All in a Day Brewery Blitz:

If you like the challenge of trying to sample as many breweries in a day as you can, without having to drive back and forth much, then I suggest this approach:  Start along the French Broad River / River Arts District (Wedge both locations, New Belgium, Ginger’s Revenge, Zillicoah).  These are better enjoyed by daylight anyway.  For the extra zealous, you could spur off from there to either the Biltmore Village area (French Broad, Hi-Wire Big Top, Catawba, Hillman, Burial Forestry Camp, Cursus Keme) or spur off to West Asheville (Urban Orchard, Archetype, Cellarest, One World, Whale, Oyster House, 777, UpCountry).  Then around dinner time, head to downtown, where you won’t need to drive for the rest of the night.  Eat and check out downtown breweries (Collaboratory, Dssolvr, One World, Thirsty Monk) then slide down the South Slope for the after dinner revelry hours (Wicked Weed, Bhramari, Asheville Brewing, Ben’s Beer, Hi-Wire, Funkatorium, Twin Leaf, Catawba, Green Man, Burial, Eurisko).  If current trends continue, there may be even more breweries to add to this list shortly after publication.
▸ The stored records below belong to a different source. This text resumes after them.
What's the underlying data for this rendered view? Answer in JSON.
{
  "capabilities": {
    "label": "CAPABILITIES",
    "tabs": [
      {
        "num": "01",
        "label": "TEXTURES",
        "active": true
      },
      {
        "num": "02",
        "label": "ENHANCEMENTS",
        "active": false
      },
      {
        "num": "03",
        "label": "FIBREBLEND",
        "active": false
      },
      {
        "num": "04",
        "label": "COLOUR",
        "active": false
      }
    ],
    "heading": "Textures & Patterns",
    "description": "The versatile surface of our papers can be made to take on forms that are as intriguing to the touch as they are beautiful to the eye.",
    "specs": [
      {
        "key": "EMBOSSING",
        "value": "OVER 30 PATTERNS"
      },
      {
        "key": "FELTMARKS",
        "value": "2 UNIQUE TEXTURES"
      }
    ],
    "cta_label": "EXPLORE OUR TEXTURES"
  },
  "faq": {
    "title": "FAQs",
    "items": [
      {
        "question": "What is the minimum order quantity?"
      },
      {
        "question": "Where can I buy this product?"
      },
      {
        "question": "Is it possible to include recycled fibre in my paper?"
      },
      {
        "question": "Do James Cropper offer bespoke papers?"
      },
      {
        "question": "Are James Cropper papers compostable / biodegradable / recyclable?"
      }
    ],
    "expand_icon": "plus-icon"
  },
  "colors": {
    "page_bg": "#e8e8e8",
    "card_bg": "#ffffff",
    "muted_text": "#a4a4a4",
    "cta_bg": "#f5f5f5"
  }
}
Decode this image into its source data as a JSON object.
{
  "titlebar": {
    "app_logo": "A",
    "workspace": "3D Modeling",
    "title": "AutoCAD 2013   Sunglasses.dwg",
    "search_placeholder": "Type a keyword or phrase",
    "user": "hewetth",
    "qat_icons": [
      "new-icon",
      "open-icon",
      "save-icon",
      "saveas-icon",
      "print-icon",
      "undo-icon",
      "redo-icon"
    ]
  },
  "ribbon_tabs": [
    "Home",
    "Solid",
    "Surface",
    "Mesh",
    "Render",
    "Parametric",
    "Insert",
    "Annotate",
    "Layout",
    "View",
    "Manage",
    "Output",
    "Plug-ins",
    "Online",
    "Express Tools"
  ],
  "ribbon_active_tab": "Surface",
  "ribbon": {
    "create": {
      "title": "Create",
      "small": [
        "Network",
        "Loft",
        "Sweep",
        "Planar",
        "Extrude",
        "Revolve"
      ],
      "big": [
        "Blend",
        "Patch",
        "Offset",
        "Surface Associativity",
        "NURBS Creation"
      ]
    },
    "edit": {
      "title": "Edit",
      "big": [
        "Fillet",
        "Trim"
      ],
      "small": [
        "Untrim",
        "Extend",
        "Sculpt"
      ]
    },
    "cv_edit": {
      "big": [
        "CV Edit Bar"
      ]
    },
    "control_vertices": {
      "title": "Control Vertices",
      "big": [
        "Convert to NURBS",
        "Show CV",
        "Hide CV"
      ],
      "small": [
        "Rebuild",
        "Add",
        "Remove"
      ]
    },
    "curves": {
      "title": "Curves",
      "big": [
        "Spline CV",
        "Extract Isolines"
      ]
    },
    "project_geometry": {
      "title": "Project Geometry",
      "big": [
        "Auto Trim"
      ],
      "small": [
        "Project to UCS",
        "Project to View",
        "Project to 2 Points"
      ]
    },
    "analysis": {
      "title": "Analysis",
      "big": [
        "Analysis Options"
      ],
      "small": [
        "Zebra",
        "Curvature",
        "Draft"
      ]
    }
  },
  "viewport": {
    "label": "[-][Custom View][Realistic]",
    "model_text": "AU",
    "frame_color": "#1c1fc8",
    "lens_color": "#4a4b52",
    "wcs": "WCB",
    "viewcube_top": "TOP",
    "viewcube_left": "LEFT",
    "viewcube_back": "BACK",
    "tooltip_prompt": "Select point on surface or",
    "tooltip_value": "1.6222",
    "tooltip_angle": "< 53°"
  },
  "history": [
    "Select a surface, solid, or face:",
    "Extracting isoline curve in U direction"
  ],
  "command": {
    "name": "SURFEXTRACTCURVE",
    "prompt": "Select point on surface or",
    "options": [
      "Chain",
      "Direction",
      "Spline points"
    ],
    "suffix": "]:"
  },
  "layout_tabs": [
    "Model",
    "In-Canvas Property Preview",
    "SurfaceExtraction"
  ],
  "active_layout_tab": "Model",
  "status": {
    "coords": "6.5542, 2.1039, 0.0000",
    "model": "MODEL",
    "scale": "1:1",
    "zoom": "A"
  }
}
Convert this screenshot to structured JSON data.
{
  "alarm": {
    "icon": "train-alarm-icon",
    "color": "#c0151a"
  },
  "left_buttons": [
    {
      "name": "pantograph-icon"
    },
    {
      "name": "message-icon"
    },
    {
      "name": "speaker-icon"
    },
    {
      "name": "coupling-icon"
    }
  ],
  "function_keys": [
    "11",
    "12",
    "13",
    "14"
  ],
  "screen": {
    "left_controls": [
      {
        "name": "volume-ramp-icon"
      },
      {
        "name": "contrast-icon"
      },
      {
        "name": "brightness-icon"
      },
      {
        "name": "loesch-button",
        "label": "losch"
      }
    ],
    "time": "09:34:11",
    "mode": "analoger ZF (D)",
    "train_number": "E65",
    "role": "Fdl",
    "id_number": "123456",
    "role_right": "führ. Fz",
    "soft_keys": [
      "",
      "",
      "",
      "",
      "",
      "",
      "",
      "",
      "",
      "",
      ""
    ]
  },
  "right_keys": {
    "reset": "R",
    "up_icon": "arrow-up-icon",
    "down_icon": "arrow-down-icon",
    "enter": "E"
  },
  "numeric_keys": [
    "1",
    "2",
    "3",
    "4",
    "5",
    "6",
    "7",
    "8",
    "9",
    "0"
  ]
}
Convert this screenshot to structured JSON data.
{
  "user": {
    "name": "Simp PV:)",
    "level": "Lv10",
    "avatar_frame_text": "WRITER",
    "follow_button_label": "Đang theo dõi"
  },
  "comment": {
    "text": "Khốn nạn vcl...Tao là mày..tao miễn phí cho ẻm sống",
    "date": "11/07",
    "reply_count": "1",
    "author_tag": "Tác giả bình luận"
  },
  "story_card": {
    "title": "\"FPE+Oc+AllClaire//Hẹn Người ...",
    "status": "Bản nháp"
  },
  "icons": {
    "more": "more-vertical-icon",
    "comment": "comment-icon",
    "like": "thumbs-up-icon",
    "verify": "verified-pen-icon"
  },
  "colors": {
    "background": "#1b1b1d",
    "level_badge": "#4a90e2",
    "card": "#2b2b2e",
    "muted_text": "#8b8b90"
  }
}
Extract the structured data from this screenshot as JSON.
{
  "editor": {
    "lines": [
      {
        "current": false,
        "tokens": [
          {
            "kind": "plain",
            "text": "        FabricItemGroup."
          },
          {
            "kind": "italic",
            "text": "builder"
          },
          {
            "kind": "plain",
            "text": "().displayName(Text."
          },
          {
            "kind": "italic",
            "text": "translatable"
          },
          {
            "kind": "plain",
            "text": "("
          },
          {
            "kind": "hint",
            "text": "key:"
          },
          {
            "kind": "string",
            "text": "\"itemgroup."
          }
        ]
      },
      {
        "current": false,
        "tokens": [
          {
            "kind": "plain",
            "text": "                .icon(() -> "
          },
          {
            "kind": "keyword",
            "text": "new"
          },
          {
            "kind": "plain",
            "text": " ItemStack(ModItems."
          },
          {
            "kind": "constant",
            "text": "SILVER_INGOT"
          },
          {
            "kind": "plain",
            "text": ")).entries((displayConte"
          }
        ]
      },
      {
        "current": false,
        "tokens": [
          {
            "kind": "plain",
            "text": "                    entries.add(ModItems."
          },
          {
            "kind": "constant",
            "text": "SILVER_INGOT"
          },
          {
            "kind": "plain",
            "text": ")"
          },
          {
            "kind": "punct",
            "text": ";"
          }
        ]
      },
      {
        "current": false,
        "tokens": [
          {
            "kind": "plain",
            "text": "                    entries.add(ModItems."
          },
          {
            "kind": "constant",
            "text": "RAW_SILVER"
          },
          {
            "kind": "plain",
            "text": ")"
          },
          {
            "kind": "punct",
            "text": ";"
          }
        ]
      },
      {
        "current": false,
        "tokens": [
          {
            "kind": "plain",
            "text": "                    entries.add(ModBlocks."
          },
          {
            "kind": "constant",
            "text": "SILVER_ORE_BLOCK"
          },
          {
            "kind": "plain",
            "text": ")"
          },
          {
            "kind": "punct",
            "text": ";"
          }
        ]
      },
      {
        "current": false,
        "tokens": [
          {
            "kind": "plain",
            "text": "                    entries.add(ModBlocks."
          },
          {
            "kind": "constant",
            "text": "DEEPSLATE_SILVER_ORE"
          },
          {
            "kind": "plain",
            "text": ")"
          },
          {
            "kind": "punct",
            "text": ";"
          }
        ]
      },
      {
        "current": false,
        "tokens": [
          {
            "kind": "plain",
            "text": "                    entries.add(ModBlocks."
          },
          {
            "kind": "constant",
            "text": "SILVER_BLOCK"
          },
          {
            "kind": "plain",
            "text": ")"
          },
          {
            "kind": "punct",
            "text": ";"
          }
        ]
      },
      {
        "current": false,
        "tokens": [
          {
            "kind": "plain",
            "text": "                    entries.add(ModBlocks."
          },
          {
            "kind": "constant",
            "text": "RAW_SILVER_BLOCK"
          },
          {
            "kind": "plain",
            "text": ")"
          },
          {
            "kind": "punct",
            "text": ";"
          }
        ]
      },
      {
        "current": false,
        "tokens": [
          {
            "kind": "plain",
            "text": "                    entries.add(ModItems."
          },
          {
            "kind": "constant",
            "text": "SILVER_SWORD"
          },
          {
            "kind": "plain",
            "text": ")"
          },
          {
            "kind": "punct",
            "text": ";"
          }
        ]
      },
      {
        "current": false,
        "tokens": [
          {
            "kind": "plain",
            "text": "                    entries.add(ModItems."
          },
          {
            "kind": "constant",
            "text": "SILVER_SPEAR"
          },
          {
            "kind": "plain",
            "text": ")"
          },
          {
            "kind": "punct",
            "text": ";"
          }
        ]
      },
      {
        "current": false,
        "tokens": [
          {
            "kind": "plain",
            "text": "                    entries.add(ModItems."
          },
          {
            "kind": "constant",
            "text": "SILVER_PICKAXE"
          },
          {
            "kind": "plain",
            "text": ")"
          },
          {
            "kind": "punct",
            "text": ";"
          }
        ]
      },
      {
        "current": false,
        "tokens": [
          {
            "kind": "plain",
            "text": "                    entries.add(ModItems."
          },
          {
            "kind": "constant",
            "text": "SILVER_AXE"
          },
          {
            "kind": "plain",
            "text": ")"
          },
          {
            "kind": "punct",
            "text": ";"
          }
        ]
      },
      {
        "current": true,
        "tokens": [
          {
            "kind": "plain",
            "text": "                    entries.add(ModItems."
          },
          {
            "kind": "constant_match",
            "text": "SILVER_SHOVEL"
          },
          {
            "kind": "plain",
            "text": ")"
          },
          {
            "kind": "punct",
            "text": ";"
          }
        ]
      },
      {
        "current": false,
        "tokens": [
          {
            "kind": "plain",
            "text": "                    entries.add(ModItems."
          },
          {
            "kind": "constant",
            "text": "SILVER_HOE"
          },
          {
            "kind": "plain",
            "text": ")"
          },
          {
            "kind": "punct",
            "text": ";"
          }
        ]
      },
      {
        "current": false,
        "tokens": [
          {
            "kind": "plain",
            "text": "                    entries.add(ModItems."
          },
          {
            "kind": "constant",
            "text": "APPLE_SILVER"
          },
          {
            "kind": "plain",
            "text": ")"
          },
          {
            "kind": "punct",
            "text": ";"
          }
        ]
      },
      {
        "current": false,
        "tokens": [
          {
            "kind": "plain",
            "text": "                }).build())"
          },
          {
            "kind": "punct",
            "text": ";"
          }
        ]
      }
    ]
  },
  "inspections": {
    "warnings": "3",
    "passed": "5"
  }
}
All In Moderation?

If you think a beer is best enjoyed and “earned” after a hike or a run, check out my “Bites, Boots, and Beer” section in my Asheville Outdoors post for suggested day trips for combining good food, great hikes, and well deserved beer into a single outing.

Other Drinks.  Gluten Free, or just not that into beer?

While Asheville breweries get a lot of attention in Asheville, there’s some cool places to just get a drink.  Pretty much every bar and restaurant serves local beer on tap, but also ginger beer, ciders, wine, spirits and cocktails.  Some non-breweries that we like to just get a drink are 5 Walnut Wine Bar (also a great place to see local musicians play), Sovereign Remedies (creative cocktails and great windows), or the Battery Park Book Exchange Wine Bar (a labyrinth of bookshelves used to create nooks for cozy drinks and quiet conversation.  It’s also worth paying the elevated prices at Capella on 9 to get the elevated views from the AC Hotel’s super fancy rooftop bar with good views of downtown.  On the other depth of the spectrum, and uniquely Asheville is Crow and Quill which is too cool to even make a big sign to let you know it’s there behind those dark windows.  Picture yourself having a unique cocktail with Edgar Allen Poe while listening to ragtime musicians.  All of these options are located downtown.